**Problem to solve**
If a line below includes the string "skip", copy it.

**Exercise data**
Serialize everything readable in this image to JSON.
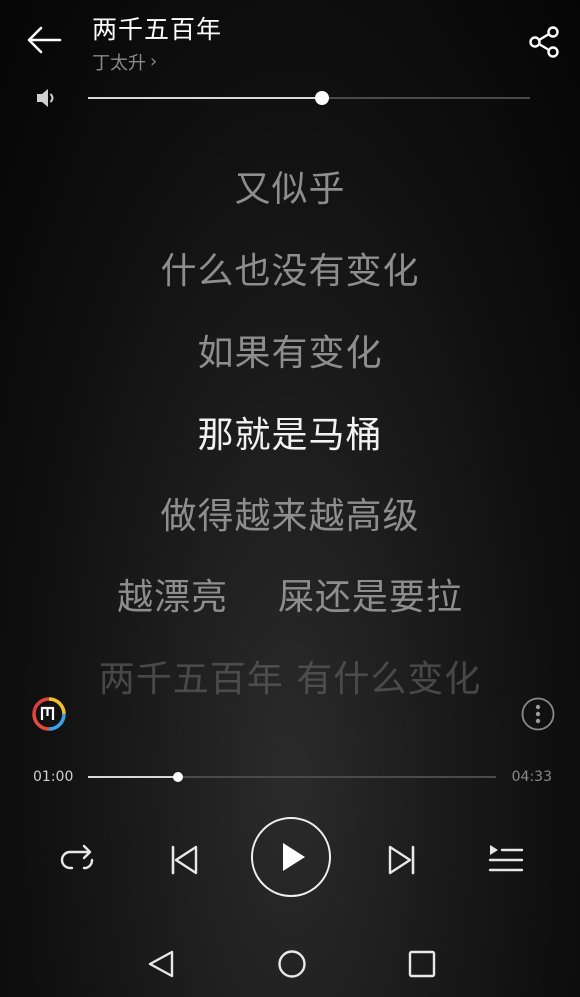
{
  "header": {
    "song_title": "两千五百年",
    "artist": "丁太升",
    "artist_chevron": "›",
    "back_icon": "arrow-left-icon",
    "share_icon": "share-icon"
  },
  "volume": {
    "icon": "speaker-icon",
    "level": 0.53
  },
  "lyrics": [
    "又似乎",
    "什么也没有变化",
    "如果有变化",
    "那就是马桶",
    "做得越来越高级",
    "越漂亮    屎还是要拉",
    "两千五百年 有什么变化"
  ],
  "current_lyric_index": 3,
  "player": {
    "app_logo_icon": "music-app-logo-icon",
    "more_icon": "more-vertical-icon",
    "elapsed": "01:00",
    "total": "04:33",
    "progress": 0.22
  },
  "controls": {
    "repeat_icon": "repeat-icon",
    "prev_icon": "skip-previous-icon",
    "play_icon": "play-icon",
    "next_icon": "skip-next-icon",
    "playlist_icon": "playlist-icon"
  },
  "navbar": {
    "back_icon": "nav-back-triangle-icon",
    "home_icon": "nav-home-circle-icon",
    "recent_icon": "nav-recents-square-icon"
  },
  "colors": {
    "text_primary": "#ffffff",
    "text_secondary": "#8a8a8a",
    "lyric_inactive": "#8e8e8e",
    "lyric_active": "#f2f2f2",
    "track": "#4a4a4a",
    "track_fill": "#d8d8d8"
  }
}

**Solution to this exercise**
    "prev_icon": "skip-previous-icon",
    "next_icon": "skip-next-icon",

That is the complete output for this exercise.